The story is presented in the form of a diary. The protagonist writes about the world in a “coma diary” she intends to share with her comatose husband. The first chapter does a wonderful job in capturing the attention of the reader. It discloses the right amount of detail; just enough to get the readers familiarized with characters, and have them wanting more. Each chapter within the novel begins with a complaint made by clients, who have fallen victim to Peter’s botched construction work on their homes, which plays a role in the protagonist’s psyche. One thing a reader can expect while reading a book by C.P. is the inevitable yet unpredictable peripety, which I will not divulge.

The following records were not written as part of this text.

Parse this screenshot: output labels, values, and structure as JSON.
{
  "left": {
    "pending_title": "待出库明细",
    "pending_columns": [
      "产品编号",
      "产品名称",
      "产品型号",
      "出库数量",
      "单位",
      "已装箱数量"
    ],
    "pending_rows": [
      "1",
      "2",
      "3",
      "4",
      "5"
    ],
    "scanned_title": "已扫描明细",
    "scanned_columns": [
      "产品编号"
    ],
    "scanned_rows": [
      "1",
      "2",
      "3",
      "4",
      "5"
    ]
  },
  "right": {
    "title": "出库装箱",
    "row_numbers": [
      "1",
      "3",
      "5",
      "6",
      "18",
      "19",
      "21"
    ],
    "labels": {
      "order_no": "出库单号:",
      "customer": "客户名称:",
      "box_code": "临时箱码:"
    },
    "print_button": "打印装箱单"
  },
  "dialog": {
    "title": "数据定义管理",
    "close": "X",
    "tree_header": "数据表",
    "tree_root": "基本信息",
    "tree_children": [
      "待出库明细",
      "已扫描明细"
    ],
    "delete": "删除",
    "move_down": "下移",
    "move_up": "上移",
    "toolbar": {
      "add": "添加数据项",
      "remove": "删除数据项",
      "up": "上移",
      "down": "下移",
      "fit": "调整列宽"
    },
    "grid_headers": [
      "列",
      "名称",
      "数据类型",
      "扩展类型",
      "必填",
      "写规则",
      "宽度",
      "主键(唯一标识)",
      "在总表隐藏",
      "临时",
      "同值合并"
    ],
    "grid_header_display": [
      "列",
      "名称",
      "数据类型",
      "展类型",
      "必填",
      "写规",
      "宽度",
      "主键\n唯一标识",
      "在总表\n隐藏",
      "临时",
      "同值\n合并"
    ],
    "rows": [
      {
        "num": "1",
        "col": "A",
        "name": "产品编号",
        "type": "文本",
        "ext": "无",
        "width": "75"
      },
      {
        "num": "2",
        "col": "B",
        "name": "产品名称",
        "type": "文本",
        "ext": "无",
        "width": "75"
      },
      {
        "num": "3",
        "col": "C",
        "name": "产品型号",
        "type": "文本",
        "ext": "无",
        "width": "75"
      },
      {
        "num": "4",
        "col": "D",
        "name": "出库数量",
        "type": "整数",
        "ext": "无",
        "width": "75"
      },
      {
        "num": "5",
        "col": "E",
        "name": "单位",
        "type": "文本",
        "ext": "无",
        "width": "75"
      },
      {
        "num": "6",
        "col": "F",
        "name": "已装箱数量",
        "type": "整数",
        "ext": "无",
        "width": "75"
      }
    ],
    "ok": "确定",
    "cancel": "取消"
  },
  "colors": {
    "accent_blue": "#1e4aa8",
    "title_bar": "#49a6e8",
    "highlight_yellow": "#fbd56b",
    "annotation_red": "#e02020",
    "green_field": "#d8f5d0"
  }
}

I really enjoyed reading this book and would recommend it to any who takes a liking to stories with an underlying tinge of horror. Palahniuk, a nihilist in his own right, is known for depicting life in a disparaging manner, and criticizing the different norms in society. He makes reference to despair, death, and human behaviour. He essentially channels the same themes in every one of his book, while using dark satire to express them. I would like to see Chuck Palahniuk explore other genres and themes. There are only so many times one author can convey the same message, before it becomes redundant and loses meaning.